*Source data:*
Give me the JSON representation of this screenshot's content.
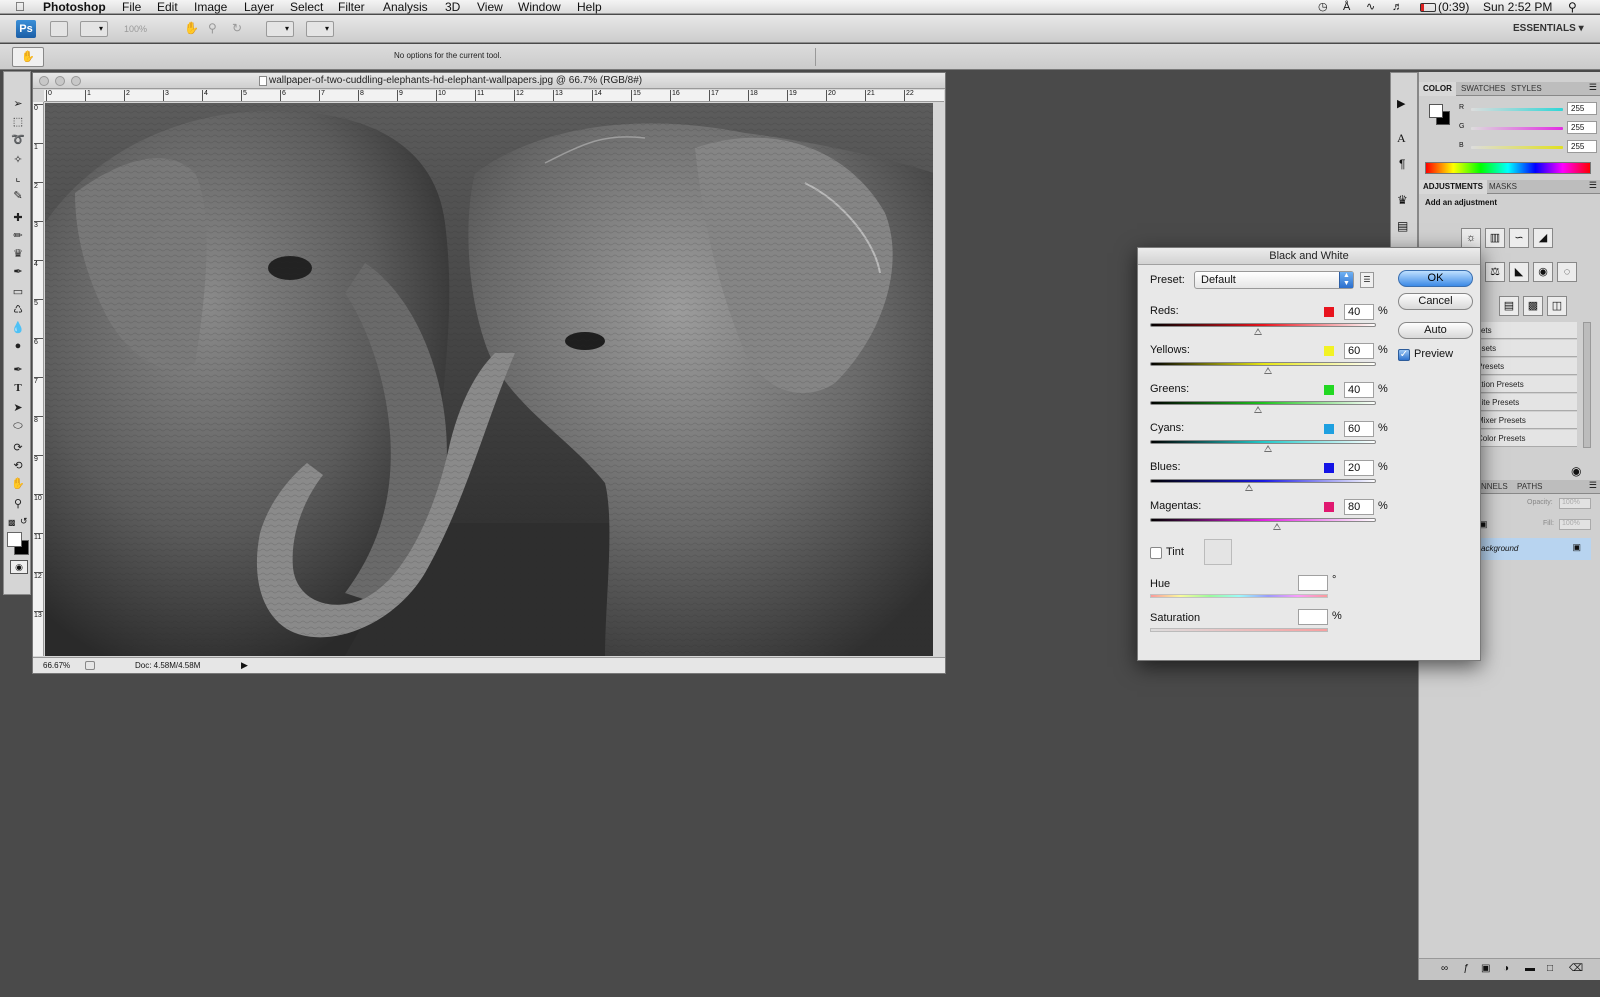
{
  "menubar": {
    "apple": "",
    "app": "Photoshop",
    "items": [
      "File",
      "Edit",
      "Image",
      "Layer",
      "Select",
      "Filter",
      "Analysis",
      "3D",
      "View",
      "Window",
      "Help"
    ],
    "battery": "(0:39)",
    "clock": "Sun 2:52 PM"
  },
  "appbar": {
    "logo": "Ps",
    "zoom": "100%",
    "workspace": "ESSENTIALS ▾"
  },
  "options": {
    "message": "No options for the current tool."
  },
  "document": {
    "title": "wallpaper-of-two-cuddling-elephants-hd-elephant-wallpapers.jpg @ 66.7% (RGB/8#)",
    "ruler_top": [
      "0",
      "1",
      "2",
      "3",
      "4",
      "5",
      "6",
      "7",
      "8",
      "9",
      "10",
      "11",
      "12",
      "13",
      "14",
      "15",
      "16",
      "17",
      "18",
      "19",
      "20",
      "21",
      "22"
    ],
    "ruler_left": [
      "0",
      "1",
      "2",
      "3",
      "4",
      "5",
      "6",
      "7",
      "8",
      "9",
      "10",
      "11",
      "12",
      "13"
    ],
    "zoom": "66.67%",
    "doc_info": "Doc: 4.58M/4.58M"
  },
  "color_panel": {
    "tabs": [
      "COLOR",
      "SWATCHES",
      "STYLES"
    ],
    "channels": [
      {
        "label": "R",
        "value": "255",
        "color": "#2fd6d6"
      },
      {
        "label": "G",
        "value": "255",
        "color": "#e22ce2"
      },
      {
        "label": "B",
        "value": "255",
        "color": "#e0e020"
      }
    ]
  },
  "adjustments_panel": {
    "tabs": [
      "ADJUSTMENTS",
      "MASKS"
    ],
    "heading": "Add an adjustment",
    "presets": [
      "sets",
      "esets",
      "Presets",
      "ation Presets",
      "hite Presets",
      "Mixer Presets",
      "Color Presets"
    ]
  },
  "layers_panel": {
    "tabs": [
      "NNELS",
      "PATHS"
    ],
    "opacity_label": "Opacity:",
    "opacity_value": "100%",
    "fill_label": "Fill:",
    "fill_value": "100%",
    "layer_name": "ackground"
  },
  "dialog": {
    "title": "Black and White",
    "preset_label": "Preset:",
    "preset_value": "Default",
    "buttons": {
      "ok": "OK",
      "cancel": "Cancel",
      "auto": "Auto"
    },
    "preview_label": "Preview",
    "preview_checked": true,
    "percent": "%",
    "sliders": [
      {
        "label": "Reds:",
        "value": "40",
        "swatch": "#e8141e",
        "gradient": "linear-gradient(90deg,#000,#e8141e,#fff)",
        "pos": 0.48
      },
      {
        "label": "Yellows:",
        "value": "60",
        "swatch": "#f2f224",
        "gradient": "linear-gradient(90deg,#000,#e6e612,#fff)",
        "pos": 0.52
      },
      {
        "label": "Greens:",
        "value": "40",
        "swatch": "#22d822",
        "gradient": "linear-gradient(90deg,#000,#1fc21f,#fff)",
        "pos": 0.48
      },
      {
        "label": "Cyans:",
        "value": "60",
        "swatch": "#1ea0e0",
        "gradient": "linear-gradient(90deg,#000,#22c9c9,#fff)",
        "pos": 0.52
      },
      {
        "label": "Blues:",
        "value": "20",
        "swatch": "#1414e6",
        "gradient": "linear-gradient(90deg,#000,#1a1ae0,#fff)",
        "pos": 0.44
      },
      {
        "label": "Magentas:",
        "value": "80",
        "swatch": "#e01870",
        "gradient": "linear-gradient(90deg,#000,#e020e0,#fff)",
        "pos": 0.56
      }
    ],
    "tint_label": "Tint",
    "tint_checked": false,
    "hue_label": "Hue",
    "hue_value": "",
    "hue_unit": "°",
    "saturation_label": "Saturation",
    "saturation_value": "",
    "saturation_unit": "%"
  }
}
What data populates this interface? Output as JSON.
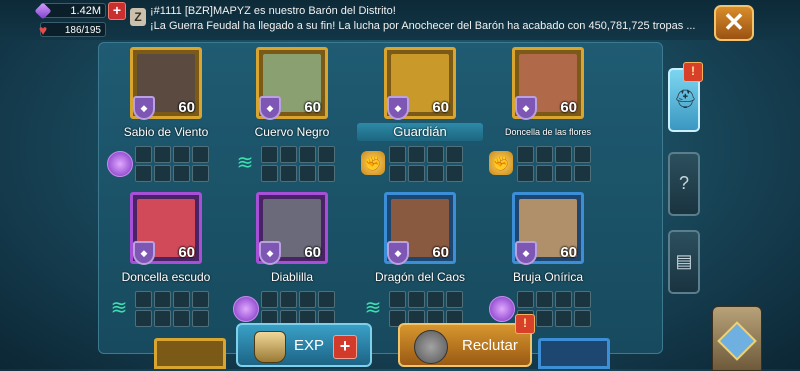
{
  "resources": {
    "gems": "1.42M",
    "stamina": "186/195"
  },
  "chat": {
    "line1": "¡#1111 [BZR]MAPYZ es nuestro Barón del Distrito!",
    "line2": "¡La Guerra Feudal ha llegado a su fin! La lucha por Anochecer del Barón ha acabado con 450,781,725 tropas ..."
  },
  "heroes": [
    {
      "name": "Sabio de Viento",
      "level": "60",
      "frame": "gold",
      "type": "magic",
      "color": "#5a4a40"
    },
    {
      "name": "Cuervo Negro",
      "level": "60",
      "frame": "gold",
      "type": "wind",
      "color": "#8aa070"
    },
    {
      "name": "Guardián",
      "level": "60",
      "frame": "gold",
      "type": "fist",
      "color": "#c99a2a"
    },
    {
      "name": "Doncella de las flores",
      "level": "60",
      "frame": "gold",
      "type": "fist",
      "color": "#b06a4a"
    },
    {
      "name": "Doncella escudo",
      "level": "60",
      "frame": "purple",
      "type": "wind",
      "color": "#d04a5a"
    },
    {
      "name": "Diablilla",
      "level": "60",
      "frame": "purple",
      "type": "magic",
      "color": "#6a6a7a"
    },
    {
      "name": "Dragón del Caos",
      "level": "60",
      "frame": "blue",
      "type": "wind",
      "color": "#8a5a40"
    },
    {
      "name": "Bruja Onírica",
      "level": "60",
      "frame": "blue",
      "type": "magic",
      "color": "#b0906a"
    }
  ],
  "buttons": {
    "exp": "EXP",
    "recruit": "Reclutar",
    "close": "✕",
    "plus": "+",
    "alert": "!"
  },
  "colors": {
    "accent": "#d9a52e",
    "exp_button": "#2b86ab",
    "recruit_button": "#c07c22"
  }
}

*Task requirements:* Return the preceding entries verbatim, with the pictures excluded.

*Exercise output:*
Give me the JSON representation of this screenshot's content.
{
  "menubar": {
    "apple": "",
    "app": "Photoshop",
    "items": [
      "File",
      "Edit",
      "Image",
      "Layer",
      "Select",
      "Filter",
      "Analysis",
      "3D",
      "View",
      "Window",
      "Help"
    ],
    "battery": "(0:39)",
    "clock": "Sun 2:52 PM"
  },
  "appbar": {
    "logo": "Ps",
    "zoom": "100%",
    "workspace": "ESSENTIALS ▾"
  },
  "options": {
    "message": "No options for the current tool."
  },
  "document": {
    "title": "wallpaper-of-two-cuddling-elephants-hd-elephant-wallpapers.jpg @ 66.7% (RGB/8#)",
    "ruler_top": [
      "0",
      "1",
      "2",
      "3",
      "4",
      "5",
      "6",
      "7",
      "8",
      "9",
      "10",
      "11",
      "12",
      "13",
      "14",
      "15",
      "16",
      "17",
      "18",
      "19",
      "20",
      "21",
      "22"
    ],
    "ruler_left": [
      "0",
      "1",
      "2",
      "3",
      "4",
      "5",
      "6",
      "7",
      "8",
      "9",
      "10",
      "11",
      "12",
      "13"
    ],
    "zoom": "66.67%",
    "doc_info": "Doc: 4.58M/4.58M"
  },
  "color_panel": {
    "tabs": [
      "COLOR",
      "SWATCHES",
      "STYLES"
    ],
    "channels": [
      {
        "label": "R",
        "value": "255",
        "color": "#2fd6d6"
      },
      {
        "label": "G",
        "value": "255",
        "color": "#e22ce2"
      },
      {
        "label": "B",
        "value": "255",
        "color": "#e0e020"
      }
    ]
  },
  "adjustments_panel": {
    "tabs": [
      "ADJUSTMENTS",
      "MASKS"
    ],
    "heading": "Add an adjustment",
    "presets": [
      "sets",
      "esets",
      "Presets",
      "ation Presets",
      "hite Presets",
      "Mixer Presets",
      "Color Presets"
    ]
  },
  "layers_panel": {
    "tabs": [
      "NNELS",
      "PATHS"
    ],
    "opacity_label": "Opacity:",
    "opacity_value": "100%",
    "fill_label": "Fill:",
    "fill_value": "100%",
    "layer_name": "ackground"
  },
  "dialog": {
    "title": "Black and White",
    "preset_label": "Preset:",
    "preset_value": "Default",
    "buttons": {
      "ok": "OK",
      "cancel": "Cancel",
      "auto": "Auto"
    },
    "preview_label": "Preview",
    "preview_checked": true,
    "percent": "%",
    "sliders": [
      {
        "label": "Reds:",
        "value": "40",
        "swatch": "#e8141e",
        "gradient": "linear-gradient(90deg,#000,#e8141e,#fff)",
        "pos": 0.48
      },
      {
        "label": "Yellows:",
        "value": "60",
        "swatch": "#f2f224",
        "gradient": "linear-gradient(90deg,#000,#e6e612,#fff)",
        "pos": 0.52
      },
      {
        "label": "Greens:",
        "value": "40",
        "swatch": "#22d822",
        "gradient": "linear-gradient(90deg,#000,#1fc21f,#fff)",
        "pos": 0.48
      },
      {
        "label": "Cyans:",
        "value": "60",
        "swatch": "#1ea0e0",
        "gradient": "linear-gradient(90deg,#000,#22c9c9,#fff)",
        "pos": 0.52
      },
      {
        "label": "Blues:",
        "value": "20",
        "swatch": "#1414e6",
        "gradient": "linear-gradient(90deg,#000,#1a1ae0,#fff)",
        "pos": 0.44
      },
      {
        "label": "Magentas:",
        "value": "80",
        "swatch": "#e01870",
        "gradient": "linear-gradient(90deg,#000,#e020e0,#fff)",
        "pos": 0.56
      }
    ],
    "tint_label": "Tint",
    "tint_checked": false,
    "hue_label": "Hue",
    "hue_value": "",
    "hue_unit": "°",
    "saturation_label": "Saturation",
    "saturation_value": "",
    "saturation_unit": "%"
  }
}
What data populates this interface? Output as JSON.
{
  "resources": {
    "gems": "1.42M",
    "stamina": "186/195"
  },
  "chat": {
    "line1": "¡#1111 [BZR]MAPYZ es nuestro Barón del Distrito!",
    "line2": "¡La Guerra Feudal ha llegado a su fin! La lucha por Anochecer del Barón ha acabado con 450,781,725 tropas ..."
  },
  "heroes": [
    {
      "name": "Sabio de Viento",
      "level": "60",
      "frame": "gold",
      "type": "magic",
      "color": "#5a4a40"
    },
    {
      "name": "Cuervo Negro",
      "level": "60",
      "frame": "gold",
      "type": "wind",
      "color": "#8aa070"
    },
    {
      "name": "Guardián",
      "level": "60",
      "frame": "gold",
      "type": "fist",
      "color": "#c99a2a"
    },
    {
      "name": "Doncella de las flores",
      "level": "60",
      "frame": "gold",
      "type": "fist",
      "color": "#b06a4a"
    },
    {
      "name": "Doncella escudo",
      "level": "60",
      "frame": "purple",
      "type": "wind",
      "color": "#d04a5a"
    },
    {
      "name": "Diablilla",
      "level": "60",
      "frame": "purple",
      "type": "magic",
      "color": "#6a6a7a"
    },
    {
      "name": "Dragón del Caos",
      "level": "60",
      "frame": "blue",
      "type": "wind",
      "color": "#8a5a40"
    },
    {
      "name": "Bruja Onírica",
      "level": "60",
      "frame": "blue",
      "type": "magic",
      "color": "#b0906a"
    }
  ],
  "buttons": {
    "exp": "EXP",
    "recruit": "Reclutar",
    "close": "✕",
    "plus": "+",
    "alert": "!"
  },
  "colors": {
    "accent": "#d9a52e",
    "exp_button": "#2b86ab",
    "recruit_button": "#c07c22"
  }
}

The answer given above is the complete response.